(Exercise):
Where a picture appears, skip it and copy everything else in the listing exactly.

○ ○ ○ ○ ○ ○ ○

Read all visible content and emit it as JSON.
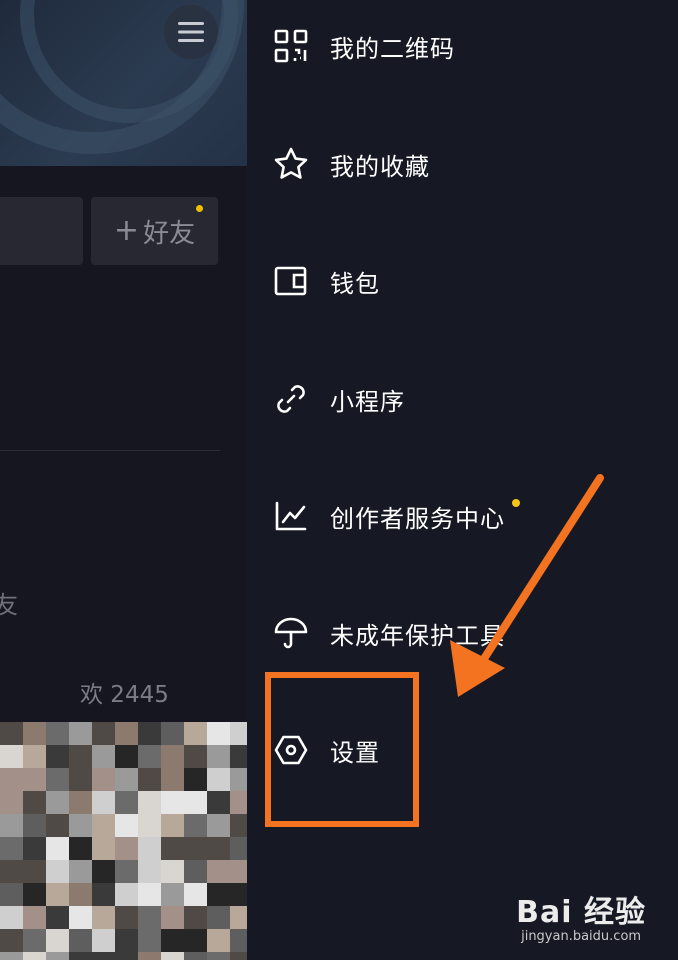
{
  "colors": {
    "drawer_bg": "#161823",
    "accent_dot": "#f5c518",
    "annotation": "#f47321"
  },
  "left": {
    "add_friend_label": "好友",
    "friends_fragment": "友",
    "likes_fragment": "欢 2445"
  },
  "drawer": {
    "items": [
      {
        "label": "我的二维码",
        "icon": "qr-code-icon"
      },
      {
        "label": "我的收藏",
        "icon": "star-icon"
      },
      {
        "label": "钱包",
        "icon": "wallet-icon"
      },
      {
        "label": "小程序",
        "icon": "link-icon"
      },
      {
        "label": "创作者服务中心",
        "icon": "chart-icon",
        "has_dot": true
      },
      {
        "label": "未成年保护工具",
        "icon": "umbrella-icon"
      },
      {
        "label": "设置",
        "icon": "settings-icon"
      }
    ]
  },
  "watermark": {
    "brand": "Bai 经验",
    "url": "jingyan.baidu.com"
  }
}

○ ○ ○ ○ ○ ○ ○

(Solution to this task):
Read all visible content and emit it as JSON.
{
  "colors": {
    "drawer_bg": "#161823",
    "accent_dot": "#f5c518",
    "annotation": "#f47321"
  },
  "left": {
    "add_friend_label": "好友",
    "friends_fragment": "友",
    "likes_fragment": "欢 2445"
  },
  "drawer": {
    "items": [
      {
        "label": "我的二维码",
        "icon": "qr-code-icon"
      },
      {
        "label": "我的收藏",
        "icon": "star-icon"
      },
      {
        "label": "钱包",
        "icon": "wallet-icon"
      },
      {
        "label": "小程序",
        "icon": "link-icon"
      },
      {
        "label": "创作者服务中心",
        "icon": "chart-icon",
        "has_dot": true
      },
      {
        "label": "未成年保护工具",
        "icon": "umbrella-icon"
      },
      {
        "label": "设置",
        "icon": "settings-icon"
      }
    ]
  },
  "watermark": {
    "brand": "Bai 经验",
    "url": "jingyan.baidu.com"
  }
}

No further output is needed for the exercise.